(DATA SECTION begins)
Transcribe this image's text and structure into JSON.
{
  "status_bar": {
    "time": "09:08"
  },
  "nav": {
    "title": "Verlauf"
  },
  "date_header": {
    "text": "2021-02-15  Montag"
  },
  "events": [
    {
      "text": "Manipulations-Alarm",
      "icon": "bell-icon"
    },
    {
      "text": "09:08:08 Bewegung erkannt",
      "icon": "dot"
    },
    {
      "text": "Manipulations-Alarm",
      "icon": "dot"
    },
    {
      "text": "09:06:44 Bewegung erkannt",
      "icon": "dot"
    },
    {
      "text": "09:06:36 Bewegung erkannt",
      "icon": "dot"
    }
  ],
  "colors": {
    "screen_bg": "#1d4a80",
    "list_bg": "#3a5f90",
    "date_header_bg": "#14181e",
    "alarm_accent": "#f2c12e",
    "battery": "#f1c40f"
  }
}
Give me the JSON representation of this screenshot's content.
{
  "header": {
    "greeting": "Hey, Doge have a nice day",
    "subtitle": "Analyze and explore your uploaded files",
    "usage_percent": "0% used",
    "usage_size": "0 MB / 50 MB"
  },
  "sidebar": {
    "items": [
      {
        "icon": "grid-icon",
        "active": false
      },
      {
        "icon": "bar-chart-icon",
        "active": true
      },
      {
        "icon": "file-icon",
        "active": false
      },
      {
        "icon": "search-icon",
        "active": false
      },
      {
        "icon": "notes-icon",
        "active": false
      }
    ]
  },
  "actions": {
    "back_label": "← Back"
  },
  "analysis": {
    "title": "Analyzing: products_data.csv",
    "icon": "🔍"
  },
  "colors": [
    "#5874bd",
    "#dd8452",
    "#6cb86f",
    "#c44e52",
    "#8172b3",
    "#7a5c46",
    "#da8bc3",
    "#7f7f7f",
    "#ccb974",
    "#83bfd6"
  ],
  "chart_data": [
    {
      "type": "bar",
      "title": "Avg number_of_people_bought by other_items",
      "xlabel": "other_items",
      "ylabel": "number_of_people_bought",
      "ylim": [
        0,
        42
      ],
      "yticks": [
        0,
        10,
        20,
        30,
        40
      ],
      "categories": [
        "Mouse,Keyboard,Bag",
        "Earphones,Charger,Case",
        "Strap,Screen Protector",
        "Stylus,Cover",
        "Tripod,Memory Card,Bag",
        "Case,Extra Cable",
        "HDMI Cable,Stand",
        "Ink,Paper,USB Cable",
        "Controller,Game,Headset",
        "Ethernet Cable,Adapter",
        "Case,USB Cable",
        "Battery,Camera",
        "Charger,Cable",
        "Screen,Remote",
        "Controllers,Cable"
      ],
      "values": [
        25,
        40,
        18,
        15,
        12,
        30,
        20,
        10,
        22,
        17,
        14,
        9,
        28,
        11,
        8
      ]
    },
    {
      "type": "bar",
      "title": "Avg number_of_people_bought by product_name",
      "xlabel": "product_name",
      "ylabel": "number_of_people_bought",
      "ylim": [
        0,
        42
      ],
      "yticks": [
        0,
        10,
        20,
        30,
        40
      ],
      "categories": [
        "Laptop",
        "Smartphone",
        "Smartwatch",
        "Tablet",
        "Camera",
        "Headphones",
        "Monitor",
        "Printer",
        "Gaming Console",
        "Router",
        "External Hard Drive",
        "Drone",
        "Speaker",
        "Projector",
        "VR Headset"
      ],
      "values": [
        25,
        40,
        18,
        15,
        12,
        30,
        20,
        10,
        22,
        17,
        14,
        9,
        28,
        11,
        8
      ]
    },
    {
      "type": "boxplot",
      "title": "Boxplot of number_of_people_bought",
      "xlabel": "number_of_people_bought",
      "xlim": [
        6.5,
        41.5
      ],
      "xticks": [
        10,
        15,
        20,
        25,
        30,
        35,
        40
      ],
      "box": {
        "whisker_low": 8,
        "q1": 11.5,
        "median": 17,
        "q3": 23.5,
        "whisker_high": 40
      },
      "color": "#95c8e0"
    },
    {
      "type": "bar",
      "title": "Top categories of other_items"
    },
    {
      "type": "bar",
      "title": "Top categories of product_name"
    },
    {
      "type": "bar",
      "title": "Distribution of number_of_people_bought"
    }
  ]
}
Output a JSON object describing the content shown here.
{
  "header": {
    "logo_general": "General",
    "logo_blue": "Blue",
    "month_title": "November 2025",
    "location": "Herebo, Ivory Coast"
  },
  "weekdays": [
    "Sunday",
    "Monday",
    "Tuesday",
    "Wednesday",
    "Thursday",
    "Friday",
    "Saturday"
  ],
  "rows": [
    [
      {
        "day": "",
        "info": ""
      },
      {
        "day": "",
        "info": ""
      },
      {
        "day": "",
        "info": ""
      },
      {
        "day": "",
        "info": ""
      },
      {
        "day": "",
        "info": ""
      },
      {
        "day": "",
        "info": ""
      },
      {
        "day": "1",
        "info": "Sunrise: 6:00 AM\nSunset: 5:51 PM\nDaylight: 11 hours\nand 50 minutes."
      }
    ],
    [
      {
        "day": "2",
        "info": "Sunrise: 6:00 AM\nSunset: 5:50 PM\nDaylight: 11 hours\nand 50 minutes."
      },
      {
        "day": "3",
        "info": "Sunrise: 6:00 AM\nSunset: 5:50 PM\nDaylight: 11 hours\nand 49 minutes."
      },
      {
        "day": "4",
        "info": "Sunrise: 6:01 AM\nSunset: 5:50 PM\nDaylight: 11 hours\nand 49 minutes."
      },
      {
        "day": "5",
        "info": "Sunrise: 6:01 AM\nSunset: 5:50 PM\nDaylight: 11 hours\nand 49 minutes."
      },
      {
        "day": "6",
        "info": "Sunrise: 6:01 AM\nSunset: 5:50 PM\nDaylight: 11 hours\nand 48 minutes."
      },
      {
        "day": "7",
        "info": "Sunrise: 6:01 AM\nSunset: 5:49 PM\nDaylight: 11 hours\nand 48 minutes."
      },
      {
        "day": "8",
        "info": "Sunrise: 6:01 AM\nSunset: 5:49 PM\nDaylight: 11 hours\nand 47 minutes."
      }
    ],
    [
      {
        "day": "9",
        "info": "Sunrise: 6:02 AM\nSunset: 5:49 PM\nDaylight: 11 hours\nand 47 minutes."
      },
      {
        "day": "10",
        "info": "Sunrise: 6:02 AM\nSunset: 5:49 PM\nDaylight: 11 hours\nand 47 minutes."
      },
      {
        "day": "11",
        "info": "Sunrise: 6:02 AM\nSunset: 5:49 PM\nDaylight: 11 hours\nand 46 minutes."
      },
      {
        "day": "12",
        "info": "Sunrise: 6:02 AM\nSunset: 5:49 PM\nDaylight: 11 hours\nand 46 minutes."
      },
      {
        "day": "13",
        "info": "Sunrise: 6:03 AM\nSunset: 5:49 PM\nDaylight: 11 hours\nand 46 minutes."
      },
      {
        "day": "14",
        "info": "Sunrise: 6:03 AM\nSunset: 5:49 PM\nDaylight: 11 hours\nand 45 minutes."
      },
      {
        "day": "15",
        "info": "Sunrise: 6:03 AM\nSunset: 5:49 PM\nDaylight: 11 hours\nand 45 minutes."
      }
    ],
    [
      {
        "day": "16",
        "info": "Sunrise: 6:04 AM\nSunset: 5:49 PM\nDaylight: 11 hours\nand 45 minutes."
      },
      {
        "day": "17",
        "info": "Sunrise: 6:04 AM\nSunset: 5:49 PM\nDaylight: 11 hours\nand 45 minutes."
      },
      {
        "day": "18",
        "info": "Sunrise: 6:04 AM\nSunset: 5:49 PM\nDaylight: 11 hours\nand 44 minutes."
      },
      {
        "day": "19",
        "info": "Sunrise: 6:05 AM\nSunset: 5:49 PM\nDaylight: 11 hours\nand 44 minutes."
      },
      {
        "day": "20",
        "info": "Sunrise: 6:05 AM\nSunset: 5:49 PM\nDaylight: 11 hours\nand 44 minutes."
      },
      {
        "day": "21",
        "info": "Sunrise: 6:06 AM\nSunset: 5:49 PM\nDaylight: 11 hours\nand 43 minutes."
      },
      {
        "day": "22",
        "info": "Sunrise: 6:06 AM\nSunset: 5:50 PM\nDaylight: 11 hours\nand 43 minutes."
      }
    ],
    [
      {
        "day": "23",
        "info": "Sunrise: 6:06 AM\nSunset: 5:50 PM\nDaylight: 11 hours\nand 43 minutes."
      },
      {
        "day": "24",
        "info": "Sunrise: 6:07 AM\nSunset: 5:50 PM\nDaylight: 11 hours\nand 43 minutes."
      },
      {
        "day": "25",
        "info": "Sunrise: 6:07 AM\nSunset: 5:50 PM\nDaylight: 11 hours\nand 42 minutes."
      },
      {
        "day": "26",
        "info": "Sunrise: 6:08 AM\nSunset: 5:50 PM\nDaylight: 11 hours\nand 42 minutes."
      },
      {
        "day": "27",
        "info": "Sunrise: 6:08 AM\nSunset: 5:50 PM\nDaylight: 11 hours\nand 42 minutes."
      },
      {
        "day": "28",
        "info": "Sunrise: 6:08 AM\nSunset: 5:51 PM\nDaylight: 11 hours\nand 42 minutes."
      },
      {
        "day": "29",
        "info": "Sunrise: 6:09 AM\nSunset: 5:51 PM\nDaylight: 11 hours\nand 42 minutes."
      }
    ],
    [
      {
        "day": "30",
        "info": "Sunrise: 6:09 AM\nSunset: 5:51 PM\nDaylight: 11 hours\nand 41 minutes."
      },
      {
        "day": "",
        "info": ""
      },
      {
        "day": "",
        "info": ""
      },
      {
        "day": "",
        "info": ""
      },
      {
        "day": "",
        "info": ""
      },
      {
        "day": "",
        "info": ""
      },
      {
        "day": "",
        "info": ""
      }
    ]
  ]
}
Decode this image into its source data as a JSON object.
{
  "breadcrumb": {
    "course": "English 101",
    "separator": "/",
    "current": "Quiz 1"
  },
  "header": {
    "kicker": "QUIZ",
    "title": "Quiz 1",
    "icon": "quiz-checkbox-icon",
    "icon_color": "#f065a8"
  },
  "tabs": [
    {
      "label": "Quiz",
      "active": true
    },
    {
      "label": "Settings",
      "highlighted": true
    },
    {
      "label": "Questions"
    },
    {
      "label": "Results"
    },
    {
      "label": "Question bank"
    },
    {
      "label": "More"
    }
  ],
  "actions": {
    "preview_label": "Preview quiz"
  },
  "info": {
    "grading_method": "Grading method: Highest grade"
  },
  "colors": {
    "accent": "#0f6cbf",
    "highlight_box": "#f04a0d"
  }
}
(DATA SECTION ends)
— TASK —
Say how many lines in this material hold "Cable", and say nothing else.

— THE COMPLETED TASK —
7